>>

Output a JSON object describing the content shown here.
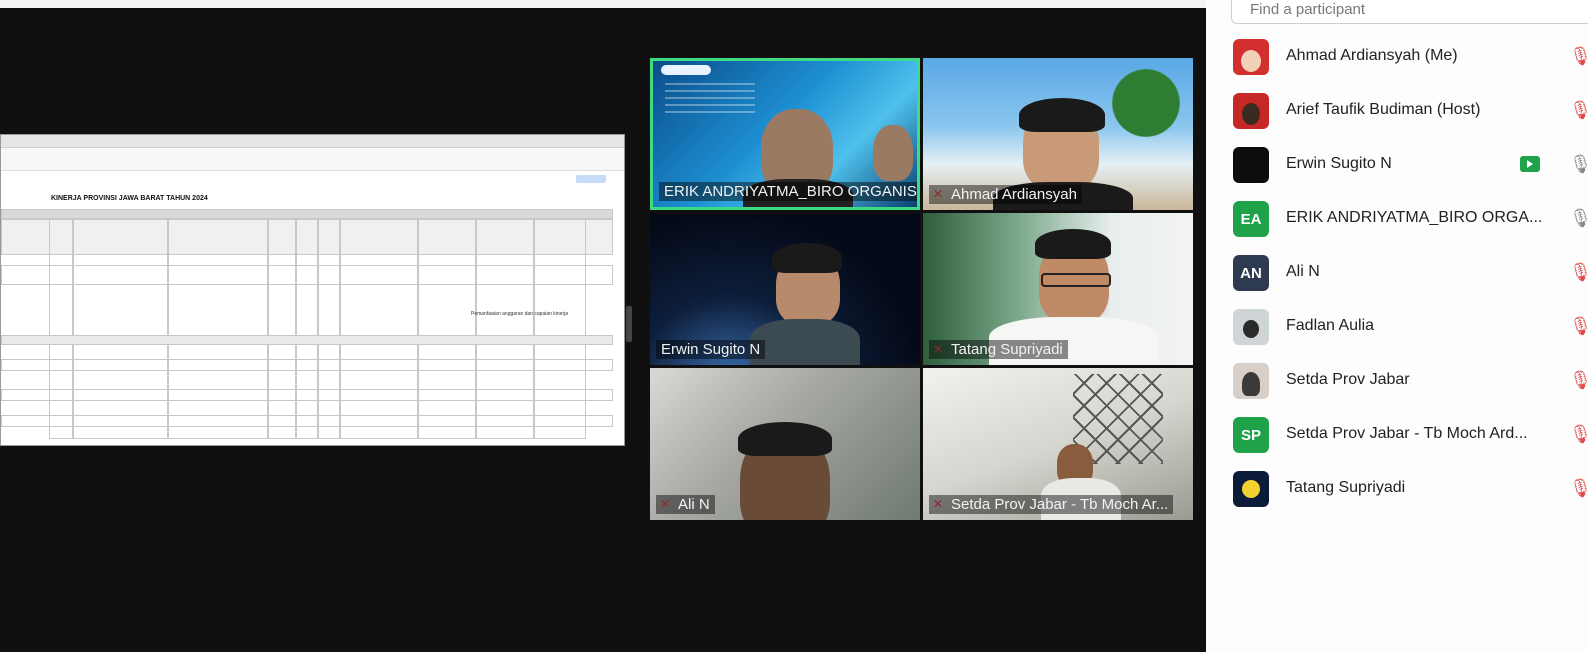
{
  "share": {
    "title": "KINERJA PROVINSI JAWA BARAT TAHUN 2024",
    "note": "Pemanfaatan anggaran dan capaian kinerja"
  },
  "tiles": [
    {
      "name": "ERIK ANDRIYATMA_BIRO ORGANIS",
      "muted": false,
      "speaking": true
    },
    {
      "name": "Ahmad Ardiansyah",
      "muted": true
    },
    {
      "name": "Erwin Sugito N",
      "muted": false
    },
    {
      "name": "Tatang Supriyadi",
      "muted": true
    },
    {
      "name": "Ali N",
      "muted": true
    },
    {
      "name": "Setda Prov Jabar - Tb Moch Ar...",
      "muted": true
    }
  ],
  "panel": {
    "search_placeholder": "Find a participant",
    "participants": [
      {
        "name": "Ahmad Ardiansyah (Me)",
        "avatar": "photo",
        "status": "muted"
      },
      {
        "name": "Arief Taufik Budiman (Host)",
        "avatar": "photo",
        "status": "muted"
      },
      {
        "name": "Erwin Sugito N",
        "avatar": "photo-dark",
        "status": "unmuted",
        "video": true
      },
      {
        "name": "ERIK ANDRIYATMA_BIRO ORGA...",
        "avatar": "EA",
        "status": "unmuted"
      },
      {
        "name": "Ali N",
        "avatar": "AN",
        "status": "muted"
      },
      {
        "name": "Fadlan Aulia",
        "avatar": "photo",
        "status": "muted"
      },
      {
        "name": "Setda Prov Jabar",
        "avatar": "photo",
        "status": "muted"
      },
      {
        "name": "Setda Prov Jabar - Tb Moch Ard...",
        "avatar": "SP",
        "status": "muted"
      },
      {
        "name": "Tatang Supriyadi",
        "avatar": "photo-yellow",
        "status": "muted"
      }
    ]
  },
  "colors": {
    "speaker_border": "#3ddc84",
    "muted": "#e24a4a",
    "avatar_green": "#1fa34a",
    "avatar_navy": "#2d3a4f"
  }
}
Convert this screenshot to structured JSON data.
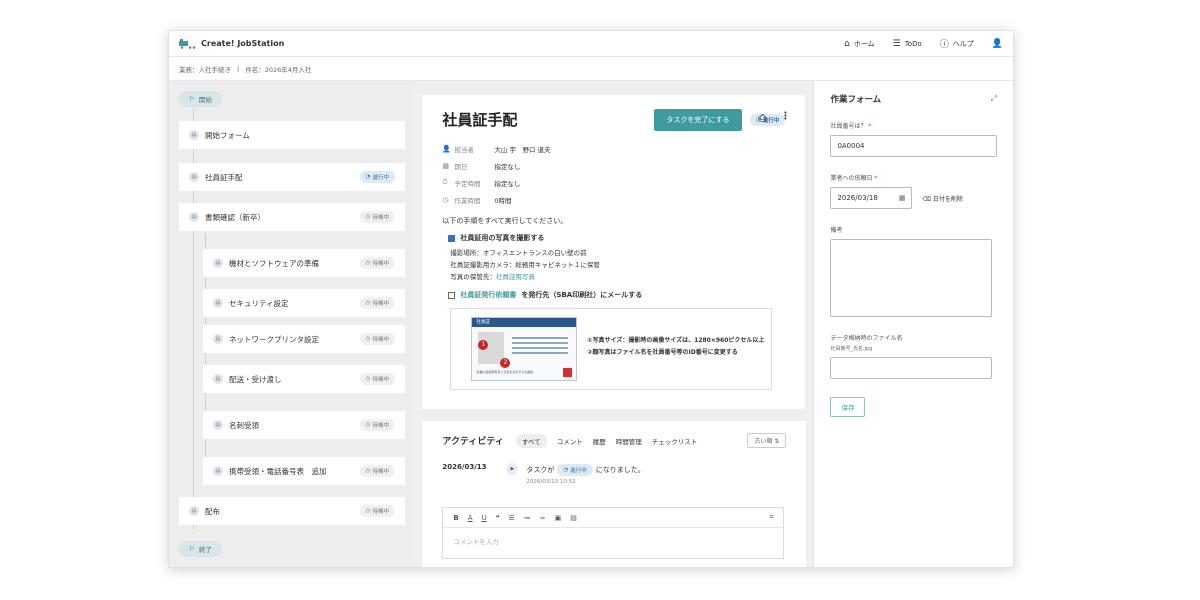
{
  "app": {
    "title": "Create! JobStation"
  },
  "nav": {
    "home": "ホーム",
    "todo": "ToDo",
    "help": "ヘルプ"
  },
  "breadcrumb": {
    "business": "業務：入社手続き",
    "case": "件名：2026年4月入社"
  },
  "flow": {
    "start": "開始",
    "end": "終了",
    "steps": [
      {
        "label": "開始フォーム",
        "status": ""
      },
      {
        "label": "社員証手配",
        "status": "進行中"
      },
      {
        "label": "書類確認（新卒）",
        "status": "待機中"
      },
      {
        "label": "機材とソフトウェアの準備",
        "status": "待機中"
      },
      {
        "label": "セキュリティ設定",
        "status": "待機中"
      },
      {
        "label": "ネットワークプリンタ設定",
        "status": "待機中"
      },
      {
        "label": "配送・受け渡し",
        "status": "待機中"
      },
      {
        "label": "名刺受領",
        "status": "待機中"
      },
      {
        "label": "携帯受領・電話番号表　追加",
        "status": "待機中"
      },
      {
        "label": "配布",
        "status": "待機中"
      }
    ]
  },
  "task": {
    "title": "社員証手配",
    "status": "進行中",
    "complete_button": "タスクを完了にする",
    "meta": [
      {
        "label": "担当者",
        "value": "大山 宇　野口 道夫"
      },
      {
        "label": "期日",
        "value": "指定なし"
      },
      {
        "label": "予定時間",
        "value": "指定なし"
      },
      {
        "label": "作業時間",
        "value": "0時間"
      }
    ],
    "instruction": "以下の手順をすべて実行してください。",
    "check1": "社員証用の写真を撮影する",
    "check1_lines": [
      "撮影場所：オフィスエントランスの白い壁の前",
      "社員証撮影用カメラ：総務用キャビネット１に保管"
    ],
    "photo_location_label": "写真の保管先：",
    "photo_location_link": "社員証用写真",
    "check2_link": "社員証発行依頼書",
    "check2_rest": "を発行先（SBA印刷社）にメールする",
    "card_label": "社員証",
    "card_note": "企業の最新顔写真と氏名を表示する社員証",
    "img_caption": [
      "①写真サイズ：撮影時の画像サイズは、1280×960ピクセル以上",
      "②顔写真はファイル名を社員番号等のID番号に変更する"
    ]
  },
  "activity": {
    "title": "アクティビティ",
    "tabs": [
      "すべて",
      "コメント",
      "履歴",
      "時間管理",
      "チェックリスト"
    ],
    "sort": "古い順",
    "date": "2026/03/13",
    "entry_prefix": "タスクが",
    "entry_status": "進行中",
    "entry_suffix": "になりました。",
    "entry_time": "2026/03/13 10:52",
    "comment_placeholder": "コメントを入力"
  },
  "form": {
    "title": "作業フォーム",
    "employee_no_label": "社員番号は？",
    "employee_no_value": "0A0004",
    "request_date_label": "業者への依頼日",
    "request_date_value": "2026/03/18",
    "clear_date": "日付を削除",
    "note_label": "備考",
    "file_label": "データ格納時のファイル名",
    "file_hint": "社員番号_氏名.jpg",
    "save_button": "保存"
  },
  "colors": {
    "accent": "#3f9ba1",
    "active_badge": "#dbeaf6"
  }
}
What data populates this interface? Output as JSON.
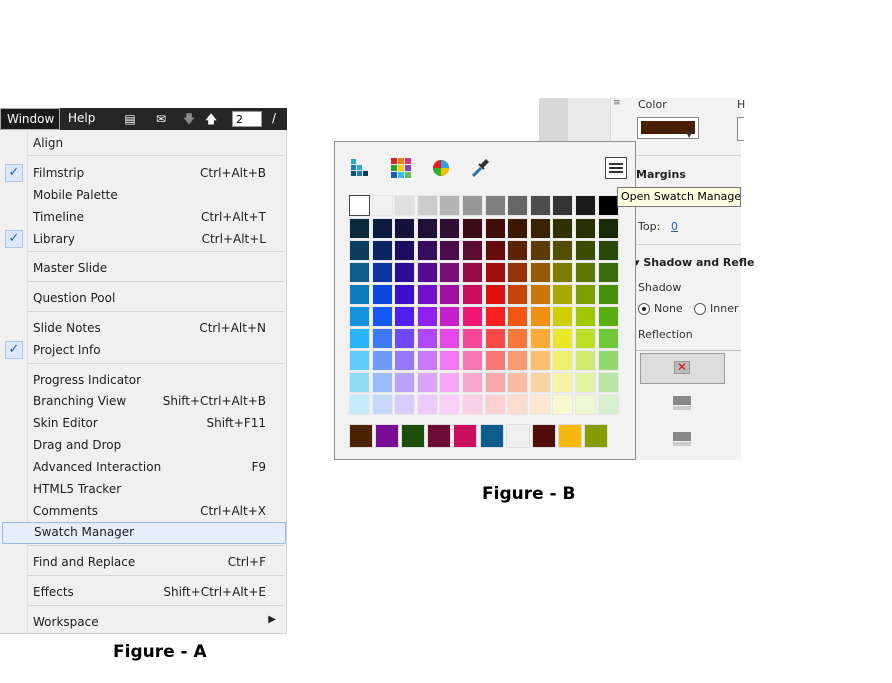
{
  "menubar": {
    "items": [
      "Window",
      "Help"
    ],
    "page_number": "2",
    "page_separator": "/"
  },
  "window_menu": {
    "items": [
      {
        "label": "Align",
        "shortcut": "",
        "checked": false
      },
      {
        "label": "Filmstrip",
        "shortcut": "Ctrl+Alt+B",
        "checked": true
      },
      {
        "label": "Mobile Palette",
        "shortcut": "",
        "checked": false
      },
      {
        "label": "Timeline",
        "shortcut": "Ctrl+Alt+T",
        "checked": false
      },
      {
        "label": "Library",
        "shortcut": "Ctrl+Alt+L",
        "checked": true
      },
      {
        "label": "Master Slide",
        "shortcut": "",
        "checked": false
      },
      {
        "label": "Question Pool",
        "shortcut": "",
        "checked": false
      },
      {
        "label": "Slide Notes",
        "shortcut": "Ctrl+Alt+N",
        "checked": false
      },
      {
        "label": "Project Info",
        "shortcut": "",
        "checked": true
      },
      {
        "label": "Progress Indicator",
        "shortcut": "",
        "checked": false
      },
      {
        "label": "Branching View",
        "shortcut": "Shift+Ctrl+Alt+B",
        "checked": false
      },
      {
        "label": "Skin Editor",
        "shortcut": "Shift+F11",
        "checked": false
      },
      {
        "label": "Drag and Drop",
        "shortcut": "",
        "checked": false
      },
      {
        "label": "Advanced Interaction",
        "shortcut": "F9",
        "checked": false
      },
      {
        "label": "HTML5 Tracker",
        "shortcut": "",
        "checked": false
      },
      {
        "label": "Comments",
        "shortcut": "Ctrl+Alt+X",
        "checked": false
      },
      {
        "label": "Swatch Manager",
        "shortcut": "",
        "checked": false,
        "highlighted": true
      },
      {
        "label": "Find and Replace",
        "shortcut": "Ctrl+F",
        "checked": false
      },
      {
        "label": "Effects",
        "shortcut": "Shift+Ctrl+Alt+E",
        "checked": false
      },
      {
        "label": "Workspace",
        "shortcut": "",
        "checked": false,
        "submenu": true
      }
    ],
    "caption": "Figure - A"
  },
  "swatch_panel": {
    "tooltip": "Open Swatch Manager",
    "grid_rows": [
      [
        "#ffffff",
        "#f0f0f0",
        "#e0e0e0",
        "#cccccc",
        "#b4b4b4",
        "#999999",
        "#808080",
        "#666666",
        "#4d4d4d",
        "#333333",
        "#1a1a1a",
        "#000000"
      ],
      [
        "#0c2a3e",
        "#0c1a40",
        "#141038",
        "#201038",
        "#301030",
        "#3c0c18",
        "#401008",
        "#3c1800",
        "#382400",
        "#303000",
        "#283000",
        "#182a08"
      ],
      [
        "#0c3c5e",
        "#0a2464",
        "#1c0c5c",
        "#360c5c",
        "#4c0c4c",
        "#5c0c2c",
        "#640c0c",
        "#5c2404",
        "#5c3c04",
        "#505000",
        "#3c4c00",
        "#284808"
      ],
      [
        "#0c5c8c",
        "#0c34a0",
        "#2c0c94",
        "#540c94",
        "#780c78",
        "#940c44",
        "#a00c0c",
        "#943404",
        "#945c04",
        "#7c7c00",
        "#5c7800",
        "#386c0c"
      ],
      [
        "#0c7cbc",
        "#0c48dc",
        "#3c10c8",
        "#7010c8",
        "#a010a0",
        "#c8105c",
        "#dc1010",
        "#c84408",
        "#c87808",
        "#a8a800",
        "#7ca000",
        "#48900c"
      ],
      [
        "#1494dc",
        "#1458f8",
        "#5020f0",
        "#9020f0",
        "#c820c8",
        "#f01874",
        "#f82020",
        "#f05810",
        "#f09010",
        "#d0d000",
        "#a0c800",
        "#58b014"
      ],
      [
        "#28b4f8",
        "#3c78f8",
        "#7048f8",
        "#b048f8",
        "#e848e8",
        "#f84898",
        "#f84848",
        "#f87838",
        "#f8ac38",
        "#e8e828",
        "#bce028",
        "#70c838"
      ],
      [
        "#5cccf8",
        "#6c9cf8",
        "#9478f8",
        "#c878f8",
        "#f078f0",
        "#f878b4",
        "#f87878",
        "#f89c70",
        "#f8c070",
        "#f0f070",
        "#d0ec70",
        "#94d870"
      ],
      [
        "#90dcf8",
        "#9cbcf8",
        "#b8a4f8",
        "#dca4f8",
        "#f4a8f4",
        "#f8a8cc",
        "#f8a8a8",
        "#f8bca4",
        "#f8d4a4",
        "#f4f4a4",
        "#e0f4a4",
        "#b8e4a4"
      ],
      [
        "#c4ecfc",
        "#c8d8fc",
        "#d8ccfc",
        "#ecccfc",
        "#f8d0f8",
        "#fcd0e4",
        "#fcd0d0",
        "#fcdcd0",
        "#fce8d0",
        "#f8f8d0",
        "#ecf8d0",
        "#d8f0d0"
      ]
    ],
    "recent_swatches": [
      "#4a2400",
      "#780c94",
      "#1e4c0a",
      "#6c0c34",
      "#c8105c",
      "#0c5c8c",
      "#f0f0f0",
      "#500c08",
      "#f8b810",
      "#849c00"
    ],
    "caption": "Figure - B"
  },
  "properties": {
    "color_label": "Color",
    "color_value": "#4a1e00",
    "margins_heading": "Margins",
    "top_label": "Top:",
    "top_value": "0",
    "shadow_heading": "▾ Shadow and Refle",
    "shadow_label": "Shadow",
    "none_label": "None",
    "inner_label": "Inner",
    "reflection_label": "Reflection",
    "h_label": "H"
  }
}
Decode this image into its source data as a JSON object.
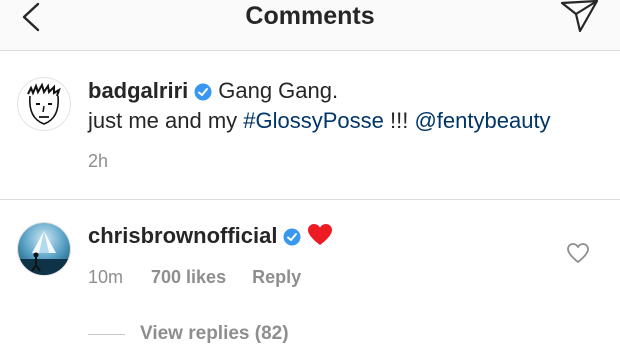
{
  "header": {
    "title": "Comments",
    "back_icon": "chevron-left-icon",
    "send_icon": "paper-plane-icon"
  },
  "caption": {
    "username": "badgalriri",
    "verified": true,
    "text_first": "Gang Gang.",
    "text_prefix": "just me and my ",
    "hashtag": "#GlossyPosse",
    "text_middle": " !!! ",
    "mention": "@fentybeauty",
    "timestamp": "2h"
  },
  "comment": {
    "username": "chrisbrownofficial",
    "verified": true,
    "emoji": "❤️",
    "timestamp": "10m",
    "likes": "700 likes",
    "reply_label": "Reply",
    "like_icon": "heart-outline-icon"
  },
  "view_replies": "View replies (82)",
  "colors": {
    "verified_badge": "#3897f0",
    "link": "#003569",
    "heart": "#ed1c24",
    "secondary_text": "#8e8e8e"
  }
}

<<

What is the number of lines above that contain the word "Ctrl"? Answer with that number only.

# Written response
8